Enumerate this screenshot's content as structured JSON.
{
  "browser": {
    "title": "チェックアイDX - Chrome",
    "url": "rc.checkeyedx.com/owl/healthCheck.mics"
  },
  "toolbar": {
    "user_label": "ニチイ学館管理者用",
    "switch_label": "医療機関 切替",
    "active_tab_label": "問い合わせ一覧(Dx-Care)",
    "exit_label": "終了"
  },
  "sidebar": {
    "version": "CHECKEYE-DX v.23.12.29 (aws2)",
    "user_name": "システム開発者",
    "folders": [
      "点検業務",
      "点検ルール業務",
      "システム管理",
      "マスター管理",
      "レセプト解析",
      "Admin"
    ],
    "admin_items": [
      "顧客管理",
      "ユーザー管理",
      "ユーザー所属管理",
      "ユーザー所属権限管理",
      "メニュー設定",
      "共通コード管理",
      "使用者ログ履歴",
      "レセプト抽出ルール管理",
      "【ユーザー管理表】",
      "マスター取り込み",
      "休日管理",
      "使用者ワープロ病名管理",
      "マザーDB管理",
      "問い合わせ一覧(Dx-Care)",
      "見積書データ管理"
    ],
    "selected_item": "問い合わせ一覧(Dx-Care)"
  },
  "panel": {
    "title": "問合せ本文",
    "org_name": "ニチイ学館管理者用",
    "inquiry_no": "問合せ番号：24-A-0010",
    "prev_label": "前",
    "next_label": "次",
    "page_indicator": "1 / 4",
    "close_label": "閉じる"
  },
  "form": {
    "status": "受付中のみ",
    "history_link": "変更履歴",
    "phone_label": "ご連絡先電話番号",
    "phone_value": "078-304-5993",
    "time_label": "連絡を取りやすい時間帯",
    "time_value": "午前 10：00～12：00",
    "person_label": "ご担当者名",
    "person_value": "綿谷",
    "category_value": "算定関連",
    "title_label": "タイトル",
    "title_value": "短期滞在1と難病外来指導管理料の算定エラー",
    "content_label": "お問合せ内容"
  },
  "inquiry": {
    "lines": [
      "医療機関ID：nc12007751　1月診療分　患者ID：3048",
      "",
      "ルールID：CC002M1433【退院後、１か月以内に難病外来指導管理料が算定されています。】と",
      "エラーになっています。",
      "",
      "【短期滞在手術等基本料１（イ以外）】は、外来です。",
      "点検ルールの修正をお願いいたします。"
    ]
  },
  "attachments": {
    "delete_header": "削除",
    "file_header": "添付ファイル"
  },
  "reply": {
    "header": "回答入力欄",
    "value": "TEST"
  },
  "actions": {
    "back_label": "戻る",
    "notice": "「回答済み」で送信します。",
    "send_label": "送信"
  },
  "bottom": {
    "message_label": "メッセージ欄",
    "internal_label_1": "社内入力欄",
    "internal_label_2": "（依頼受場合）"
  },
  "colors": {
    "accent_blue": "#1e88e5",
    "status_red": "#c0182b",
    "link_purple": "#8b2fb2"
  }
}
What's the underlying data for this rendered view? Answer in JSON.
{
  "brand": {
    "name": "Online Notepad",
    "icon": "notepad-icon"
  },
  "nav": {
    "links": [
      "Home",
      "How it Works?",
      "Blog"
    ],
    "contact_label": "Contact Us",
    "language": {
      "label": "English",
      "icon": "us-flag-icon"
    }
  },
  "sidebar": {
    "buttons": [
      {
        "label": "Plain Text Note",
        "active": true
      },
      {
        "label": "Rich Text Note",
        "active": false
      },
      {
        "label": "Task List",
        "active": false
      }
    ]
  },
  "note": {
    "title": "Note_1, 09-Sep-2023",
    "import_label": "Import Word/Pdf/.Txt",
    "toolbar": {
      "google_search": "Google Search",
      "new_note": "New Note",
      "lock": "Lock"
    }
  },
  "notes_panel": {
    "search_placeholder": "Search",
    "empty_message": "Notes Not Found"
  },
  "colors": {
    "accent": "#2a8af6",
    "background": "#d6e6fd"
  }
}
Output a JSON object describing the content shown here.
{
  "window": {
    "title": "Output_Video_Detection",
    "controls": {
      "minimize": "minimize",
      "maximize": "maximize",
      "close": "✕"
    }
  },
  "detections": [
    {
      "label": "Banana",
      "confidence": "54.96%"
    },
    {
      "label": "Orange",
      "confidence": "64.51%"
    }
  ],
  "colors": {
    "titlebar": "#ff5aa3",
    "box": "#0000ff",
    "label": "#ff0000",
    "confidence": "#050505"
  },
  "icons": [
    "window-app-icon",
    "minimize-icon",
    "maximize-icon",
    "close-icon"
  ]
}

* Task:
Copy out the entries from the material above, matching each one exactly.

* Expected answer:
Enumerate this screenshot's content as structured JSON.
{
  "browser": {
    "title": "チェックアイDX - Chrome",
    "url": "rc.checkeyedx.com/owl/healthCheck.mics"
  },
  "toolbar": {
    "user_label": "ニチイ学館管理者用",
    "switch_label": "医療機関 切替",
    "active_tab_label": "問い合わせ一覧(Dx-Care)",
    "exit_label": "終了"
  },
  "sidebar": {
    "version": "CHECKEYE-DX v.23.12.29 (aws2)",
    "user_name": "システム開発者",
    "folders": [
      "点検業務",
      "点検ルール業務",
      "システム管理",
      "マスター管理",
      "レセプト解析",
      "Admin"
    ],
    "admin_items": [
      "顧客管理",
      "ユーザー管理",
      "ユーザー所属管理",
      "ユーザー所属権限管理",
      "メニュー設定",
      "共通コード管理",
      "使用者ログ履歴",
      "レセプト抽出ルール管理",
      "【ユーザー管理表】",
      "マスター取り込み",
      "休日管理",
      "使用者ワープロ病名管理",
      "マザーDB管理",
      "問い合わせ一覧(Dx-Care)",
      "見積書データ管理"
    ],
    "selected_item": "問い合わせ一覧(Dx-Care)"
  },
  "panel": {
    "title": "問合せ本文",
    "org_name": "ニチイ学館管理者用",
    "inquiry_no": "問合せ番号：24-A-0010",
    "prev_label": "前",
    "next_label": "次",
    "page_indicator": "1 / 4",
    "close_label": "閉じる"
  },
  "form": {
    "status": "受付中のみ",
    "history_link": "変更履歴",
    "phone_label": "ご連絡先電話番号",
    "phone_value": "078-304-5993",
    "time_label": "連絡を取りやすい時間帯",
    "time_value": "午前 10：00～12：00",
    "person_label": "ご担当者名",
    "person_value": "綿谷",
    "category_value": "算定関連",
    "title_label": "タイトル",
    "title_value": "短期滞在1と難病外来指導管理料の算定エラー",
    "content_label": "お問合せ内容"
  },
  "inquiry": {
    "lines": [
      "医療機関ID：nc12007751　1月診療分　患者ID：3048",
      "",
      "ルールID：CC002M1433【退院後、１か月以内に難病外来指導管理料が算定されています。】と",
      "エラーになっています。",
      "",
      "【短期滞在手術等基本料１（イ以外）】は、外来です。",
      "点検ルールの修正をお願いいたします。"
    ]
  },
  "attachments": {
    "delete_header": "削除",
    "file_header": "添付ファイル"
  },
  "reply": {
    "header": "回答入力欄",
    "value": "TEST"
  },
  "actions": {
    "back_label": "戻る",
    "notice": "「回答済み」で送信します。",
    "send_label": "送信"
  },
  "bottom": {
    "message_label": "メッセージ欄",
    "internal_label_1": "社内入力欄",
    "internal_label_2": "（依頼受場合）"
  },
  "colors": {
    "accent_blue": "#1e88e5",
    "status_red": "#c0182b",
    "link_purple": "#8b2fb2"
  }
}
What's the underlying data for this rendered view? Answer in JSON.
{
  "brand": {
    "name": "Online Notepad",
    "icon": "notepad-icon"
  },
  "nav": {
    "links": [
      "Home",
      "How it Works?",
      "Blog"
    ],
    "contact_label": "Contact Us",
    "language": {
      "label": "English",
      "icon": "us-flag-icon"
    }
  },
  "sidebar": {
    "buttons": [
      {
        "label": "Plain Text Note",
        "active": true
      },
      {
        "label": "Rich Text Note",
        "active": false
      },
      {
        "label": "Task List",
        "active": false
      }
    ]
  },
  "note": {
    "title": "Note_1, 09-Sep-2023",
    "import_label": "Import Word/Pdf/.Txt",
    "toolbar": {
      "google_search": "Google Search",
      "new_note": "New Note",
      "lock": "Lock"
    }
  },
  "notes_panel": {
    "search_placeholder": "Search",
    "empty_message": "Notes Not Found"
  },
  "colors": {
    "accent": "#2a8af6",
    "background": "#d6e6fd"
  }
}
Output a JSON object describing the content shown here.
{
  "window": {
    "title": "Output_Video_Detection",
    "controls": {
      "minimize": "minimize",
      "maximize": "maximize",
      "close": "✕"
    }
  },
  "detections": [
    {
      "label": "Banana",
      "confidence": "54.96%"
    },
    {
      "label": "Orange",
      "confidence": "64.51%"
    }
  ],
  "colors": {
    "titlebar": "#ff5aa3",
    "box": "#0000ff",
    "label": "#ff0000",
    "confidence": "#050505"
  },
  "icons": [
    "window-app-icon",
    "minimize-icon",
    "maximize-icon",
    "close-icon"
  ]
}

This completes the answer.